new data on regulatory competition in European company law and the impact of national law reforms, using the example of English company law forms being used by German start-ups. Since 1999, entrepreneurs in the EU have been allowed to select foreign legal forms to govern their affairs. The data show that English limited companies were very popular with German entrepreneurs in the first few years of the last decade but have experienced a sharp decline since early 2006. This decline casts doubt over the claim that the German company law reform from November 2008 ‘successfully fought off’ the use of foreign company forms. Moreover, by contrasting the German data with the corresponding developments in Austria, the paper further demonstrates that the latter jurisdiction is also seeing a similar decline, and without having reformed its company law. Instead of exclusively seeing law reform responsible for the declining number of foreign incorporations, this paper offers a number of alternative or complementary explanations for the striking developments. These findings are important for our understanding of (defensive) regulatory competition and successful lawmaking.Ringe comments that
Corporate mobility has reached a certain level of maturity in Europe. The EU legal framework is established and well understood, and it rests largely on case-law from the European Court of Justice. Beginning with the seminal Centros decision, the Court has effectively opened the borders between EU Member States little by little, and entrepreneurs now de facto have the right to select the foreign corporate law that governs the legal form of their company, at least at the company formation stage.

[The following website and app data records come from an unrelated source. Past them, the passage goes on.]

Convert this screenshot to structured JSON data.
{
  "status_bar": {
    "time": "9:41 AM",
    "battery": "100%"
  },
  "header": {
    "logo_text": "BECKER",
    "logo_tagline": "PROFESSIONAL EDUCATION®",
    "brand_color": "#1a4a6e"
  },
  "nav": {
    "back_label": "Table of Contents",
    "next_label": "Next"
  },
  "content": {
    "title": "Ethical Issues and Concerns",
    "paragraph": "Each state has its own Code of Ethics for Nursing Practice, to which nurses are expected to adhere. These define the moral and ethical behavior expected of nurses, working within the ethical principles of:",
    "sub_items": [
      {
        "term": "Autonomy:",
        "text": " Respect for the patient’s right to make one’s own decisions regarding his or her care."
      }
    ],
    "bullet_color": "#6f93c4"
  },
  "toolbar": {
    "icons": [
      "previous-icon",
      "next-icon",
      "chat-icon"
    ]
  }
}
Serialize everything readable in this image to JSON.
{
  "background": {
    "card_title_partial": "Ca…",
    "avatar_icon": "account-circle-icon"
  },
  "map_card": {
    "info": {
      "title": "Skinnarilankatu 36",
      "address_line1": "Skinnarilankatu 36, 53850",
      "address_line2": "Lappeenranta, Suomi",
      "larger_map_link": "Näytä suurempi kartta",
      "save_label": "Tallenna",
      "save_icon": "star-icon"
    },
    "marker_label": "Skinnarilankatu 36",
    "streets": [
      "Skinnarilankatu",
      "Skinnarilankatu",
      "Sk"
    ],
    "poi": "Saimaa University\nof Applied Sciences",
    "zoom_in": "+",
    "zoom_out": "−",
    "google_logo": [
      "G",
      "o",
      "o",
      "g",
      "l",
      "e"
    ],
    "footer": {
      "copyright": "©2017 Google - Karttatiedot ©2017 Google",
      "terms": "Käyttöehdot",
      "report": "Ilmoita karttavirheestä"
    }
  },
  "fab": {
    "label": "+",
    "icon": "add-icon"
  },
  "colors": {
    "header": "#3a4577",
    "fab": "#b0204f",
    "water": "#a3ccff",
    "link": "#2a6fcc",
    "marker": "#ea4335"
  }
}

Moreover, researchers have begun to empirically study how the case-law has impacted the market and how the market has reacted. While much effort has been spent evaluating the early market reactions, following the partial market opening made possible by Centros, relatively little attention has been devoted to subsequent developments. This is surprising because the various lawmakers’ responses to the wave of entrepreneurial migration offer a rare glimpse at the effects of regulatory competition and subsequent business’ reaction, as well as providing insights into the relevance and effects of lawmaking and regulatory responses to market pressure.
This paper explores the responses by European businesses to the (limited) occurrences of regulatory competition flowing out of Centros and subsequent case- law. It uses new empirical data on Germany, the most prominent example of a country that was under pressure from regulatory competition. The paper confirms earlier findings that entrepreneurs in continental Europe, at first, increasingly used English letterbox companies to govern their affairs, without doing any business in the UK. The present analysis goes further, however, and shows that incorporation numbers have dropped considerably since 2006, falling to remarkably low numbers today. I then go on to evaluate the role that regulatory reform may have played in this development. Many lawmakers in continental European jurisdictions claim ‘success’ in the sense that the legal reforms of domestic company laws have caused foreign (English) corporations to fall out of vogue with their respective entrepreneurs as these entrepreneurs have begun to increasingly use domestic company types. The data evaluated in this study seem to weaken this claim: first, I show that the number of foreign incorporations in Germany has dropped even before the law reform came into force. Secondly, I go on to compare the German data with the situation in Austria, a natural comparison to make as these two systems share many similarities – with the exception that Austria did not reform its legal system as a consequence of EU regulatory competition. Surprisingly, however, the drop in the number of foreign incorporations in Austria coincided with the development of the reform in Germany; in other words, the rate began to drop at about the same time as in Germany. This may lead to the conclusion that reasons other than legal reform must have played a role in shaping businesses’ preferences. This paper is the first part of a larger research initiative to explore the merits of corporate mobility and regulatory competition in Europe.
The paper is organised as follows. Part II provides the legal and empirical background on developments that have led to the current (limited) scope of regulatory competition for incorporations within the EU. Part III evaluates these developments and offers an assessment of the academic work done so far. Parts IV and V introduce new empirical data for Germany and Austria, shedding light on the implications of the German 2008 law reform and questioning traditional assumptions of its effects on foreign incorporations. Part VI seeks to find explanations for the results and advances a number of possible conjectures. Part VII concludes.